Allen Shoup, whose leadership, background in marketing and eye for winemaking skill turned what is now Ste. Michelle Red wine Estates into a national power while assisting the Washington white wine market onto the worldwide phase, passed away Monday of natural causes at his home in Seattle. He was 79.
His death was revealed by Long Shadows Vintners, the company he created in the Walla Valley with a constellation of international winemaking stars brought in by the vision and success that appeared inherent in Shoup.
“He was to Washington white wines what his good friend and coach, Robert Mondavi, was to Napa Valley,” Napa Valley vintner Agustin Huneeus Sr., said in a statement launched by Long Shadows.Among Shoup’s legacies is the Auction of Washington White Wines, which, given that its production in 1988, has actually raised more than$ 59 million for Seattle Kid’s healthcare facility and wine-related research study at Washington State University. Shoup also was the driving force behind the petition to develop the Columbia Valley American Viticultural Location in 1984, the Washington State Wine Commission and the Washington Wine Institute, a lobbying company.” Allen challenged the parochial naiveté
that our market had when he arrived in 1980,” stated Bob Betz, a master of red wine and acclaimed wine maker whose career as an executive for Ste. Michelle, known as Stimson Lane Vineyards & Estates until 2004, overlapped that of Shoup.” & We were so Washington-focused from a production and marketing viewpoint that we didn’t really consider what was going on in the rest of the wine world to the extent we needed to.”Shoup grew up in the suburbs of Detroit, and
received an organization degree from the University of Michigan. He included a master’s degree in psychology from Eastern Michigan University while working for Chrysler, then was drafted into the Army. His 2 years of service, which ended in 1969, were spent mostly operating in the Pentagon.His marketing savvy led him to product development at Amway and after that to California cosmetic business Max Factor
. E. & J. Gallo Winery quickly discovered of Shoup’s abilities and employed him in 1975. After three years with Gallo, he almost took a job with Stimson Lane. Instead, he spent a brief time as communications director for Boise Waterfall in Idaho.In 1980, there were less than 20 wineries in Washington and much of Stimson Lane’s inventory included red wines from fruit aside from the traditional vinifera grapes that had changed California into a rising power.
Within three years of his arrival, Shoup was named president and CEO of what has actually become the eighth-largest white wine business in the United States.Investments by U.S. Tobacco, which owned Stimson Lane, included vineyards, state-of-the-art wineries, raised consumer experiences and research study that was shown the rest of the Washington white wine market.”I had a vision for what might happen, however the fact of the matter, the credit does not go to me, it goes to the moms and dad business that gave me the resources to do what I did, “Shoup informed HistoryLink.org in a current interview.That consists of the building of enormous production facilities in

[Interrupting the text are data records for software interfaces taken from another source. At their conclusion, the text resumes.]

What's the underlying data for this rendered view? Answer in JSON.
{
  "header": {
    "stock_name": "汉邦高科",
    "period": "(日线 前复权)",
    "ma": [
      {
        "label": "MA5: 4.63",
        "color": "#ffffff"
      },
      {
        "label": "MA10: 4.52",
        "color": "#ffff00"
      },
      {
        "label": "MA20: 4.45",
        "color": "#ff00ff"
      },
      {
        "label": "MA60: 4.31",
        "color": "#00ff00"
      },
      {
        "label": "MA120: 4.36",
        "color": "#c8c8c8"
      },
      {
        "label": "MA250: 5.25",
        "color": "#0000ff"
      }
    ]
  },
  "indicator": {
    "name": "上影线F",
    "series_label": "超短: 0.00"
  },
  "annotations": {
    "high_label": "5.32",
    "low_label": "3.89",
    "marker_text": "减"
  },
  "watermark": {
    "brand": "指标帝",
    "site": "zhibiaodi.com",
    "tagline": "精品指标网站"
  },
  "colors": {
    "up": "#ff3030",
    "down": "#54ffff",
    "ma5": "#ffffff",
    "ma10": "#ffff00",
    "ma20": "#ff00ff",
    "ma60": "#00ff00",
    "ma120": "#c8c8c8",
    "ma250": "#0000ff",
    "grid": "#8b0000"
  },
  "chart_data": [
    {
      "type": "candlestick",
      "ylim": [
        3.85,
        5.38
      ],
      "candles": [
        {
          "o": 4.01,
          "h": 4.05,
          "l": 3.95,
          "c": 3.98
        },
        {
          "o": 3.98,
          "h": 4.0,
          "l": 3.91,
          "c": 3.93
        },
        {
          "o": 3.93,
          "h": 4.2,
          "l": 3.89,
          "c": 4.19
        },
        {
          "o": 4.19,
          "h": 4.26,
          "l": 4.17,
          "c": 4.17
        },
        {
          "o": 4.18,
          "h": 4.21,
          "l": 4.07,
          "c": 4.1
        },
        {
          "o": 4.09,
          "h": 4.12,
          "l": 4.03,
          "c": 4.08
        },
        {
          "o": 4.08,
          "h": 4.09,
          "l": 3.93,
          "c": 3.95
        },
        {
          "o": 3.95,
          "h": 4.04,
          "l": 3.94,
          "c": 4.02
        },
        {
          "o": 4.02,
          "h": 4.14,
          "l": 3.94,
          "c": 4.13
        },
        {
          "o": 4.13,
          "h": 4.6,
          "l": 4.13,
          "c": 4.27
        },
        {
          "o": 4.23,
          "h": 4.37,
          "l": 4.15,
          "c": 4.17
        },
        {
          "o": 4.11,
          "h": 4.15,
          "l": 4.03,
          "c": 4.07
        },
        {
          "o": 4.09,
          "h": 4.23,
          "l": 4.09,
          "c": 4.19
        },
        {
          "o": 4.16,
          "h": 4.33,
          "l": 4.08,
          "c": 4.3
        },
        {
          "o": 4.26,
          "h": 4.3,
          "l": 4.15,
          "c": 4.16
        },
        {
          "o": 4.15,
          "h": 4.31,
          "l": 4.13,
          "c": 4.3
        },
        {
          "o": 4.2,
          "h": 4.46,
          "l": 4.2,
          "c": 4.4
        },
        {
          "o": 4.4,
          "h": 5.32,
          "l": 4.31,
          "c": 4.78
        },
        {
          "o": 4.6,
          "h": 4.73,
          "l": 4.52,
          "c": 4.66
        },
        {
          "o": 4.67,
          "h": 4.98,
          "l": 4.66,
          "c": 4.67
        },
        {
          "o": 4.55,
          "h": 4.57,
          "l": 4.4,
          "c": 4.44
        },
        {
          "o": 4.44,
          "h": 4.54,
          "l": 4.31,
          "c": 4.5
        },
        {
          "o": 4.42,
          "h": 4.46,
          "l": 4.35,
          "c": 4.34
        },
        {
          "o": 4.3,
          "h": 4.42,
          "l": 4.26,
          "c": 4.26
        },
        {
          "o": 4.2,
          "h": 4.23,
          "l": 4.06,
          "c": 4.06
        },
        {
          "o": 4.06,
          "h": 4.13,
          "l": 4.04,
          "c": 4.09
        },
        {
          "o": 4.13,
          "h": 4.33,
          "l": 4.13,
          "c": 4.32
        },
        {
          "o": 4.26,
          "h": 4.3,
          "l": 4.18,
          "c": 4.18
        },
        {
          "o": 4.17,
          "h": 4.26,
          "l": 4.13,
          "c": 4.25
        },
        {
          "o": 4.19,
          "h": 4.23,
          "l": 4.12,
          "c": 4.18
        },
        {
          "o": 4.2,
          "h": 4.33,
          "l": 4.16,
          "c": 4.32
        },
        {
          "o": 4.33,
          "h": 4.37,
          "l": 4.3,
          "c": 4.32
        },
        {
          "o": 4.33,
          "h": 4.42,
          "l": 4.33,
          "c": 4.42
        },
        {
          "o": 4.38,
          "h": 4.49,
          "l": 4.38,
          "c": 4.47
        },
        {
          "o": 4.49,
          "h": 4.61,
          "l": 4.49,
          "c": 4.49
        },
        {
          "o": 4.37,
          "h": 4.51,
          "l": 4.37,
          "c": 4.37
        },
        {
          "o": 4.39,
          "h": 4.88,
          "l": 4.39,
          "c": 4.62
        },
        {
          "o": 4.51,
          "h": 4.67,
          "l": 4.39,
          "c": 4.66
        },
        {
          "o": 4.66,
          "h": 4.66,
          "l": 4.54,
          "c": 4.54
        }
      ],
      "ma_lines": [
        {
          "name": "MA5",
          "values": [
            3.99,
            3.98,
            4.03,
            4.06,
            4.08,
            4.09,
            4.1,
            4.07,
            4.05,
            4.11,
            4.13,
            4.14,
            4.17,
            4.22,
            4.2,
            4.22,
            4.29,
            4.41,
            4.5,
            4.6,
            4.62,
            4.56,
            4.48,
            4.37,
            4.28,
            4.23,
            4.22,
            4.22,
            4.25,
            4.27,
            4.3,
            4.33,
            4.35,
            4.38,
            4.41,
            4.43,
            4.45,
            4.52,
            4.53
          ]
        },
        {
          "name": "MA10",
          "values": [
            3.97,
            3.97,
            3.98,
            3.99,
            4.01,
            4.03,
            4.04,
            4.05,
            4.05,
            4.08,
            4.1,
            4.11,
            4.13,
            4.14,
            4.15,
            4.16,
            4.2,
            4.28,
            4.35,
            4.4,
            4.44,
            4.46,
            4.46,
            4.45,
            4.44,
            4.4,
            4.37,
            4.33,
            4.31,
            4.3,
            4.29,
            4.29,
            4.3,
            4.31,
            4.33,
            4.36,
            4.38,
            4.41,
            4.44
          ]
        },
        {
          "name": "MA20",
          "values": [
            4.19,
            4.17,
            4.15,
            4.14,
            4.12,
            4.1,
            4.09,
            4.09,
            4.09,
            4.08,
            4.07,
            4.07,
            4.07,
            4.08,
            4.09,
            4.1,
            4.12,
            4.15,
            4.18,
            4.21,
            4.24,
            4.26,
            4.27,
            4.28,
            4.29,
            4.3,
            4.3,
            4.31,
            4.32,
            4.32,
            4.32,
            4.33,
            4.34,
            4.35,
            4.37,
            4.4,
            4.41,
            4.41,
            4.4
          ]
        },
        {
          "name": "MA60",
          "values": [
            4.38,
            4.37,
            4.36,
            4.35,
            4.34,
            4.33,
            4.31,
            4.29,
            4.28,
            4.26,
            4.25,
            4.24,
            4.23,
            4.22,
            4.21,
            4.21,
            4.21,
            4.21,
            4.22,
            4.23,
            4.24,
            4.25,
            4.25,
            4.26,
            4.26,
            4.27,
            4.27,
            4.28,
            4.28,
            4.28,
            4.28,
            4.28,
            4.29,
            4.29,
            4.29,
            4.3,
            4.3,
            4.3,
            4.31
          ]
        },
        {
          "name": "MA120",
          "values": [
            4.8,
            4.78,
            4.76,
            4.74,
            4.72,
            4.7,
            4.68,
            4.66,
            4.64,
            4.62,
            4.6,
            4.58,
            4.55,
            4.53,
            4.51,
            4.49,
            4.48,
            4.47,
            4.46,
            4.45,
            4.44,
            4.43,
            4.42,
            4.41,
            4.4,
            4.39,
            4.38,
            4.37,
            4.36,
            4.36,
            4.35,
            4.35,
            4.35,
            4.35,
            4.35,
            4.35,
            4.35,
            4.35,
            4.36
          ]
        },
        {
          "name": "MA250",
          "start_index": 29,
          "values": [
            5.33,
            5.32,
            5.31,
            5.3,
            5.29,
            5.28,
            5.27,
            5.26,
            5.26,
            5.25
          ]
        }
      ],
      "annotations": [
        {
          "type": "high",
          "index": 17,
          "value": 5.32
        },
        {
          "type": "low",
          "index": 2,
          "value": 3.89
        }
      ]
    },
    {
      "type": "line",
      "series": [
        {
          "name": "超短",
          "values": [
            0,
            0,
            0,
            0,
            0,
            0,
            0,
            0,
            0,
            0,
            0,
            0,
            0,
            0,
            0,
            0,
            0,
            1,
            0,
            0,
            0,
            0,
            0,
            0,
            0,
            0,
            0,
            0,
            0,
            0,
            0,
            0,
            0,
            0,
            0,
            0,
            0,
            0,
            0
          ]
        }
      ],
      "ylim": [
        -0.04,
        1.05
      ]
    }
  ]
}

Eastern Washington, specifically Columbia Crest Winery, that were managed by an apparently limitless string of wine making talent. In 1994, Stimson Lane developed its merlot-focused Northstar brand name and later built a winery for it in Walla Walla.Along the method, Shoup admired the success of Opus One in the Napa Valley– Mondavi’s innovative partnership with France’s popular Rothschild household. That principle led to Stimson Lane’s creation of Col Solare, a brand launched in 1995 with Italy’s Antinori household. The Eroica riesling collaboration with German icon Ernst Loosen followed in 1999
. The next year, after 20 years of business management and reporting to investors, Shoup was ready for a new obstacle. In 2002, he launched Long Shadows. By 2007, Food & White wine Magazine named Long Shadows its Winery of the Year.He is endured by his spouse Kathleen, child Ryan Shoup, stepson Dane Narbaitz, and three grandchildren. Both kids hold management positions at Long Shadows, which will be opening a brand-new tasting space in Woodinville in early 2023.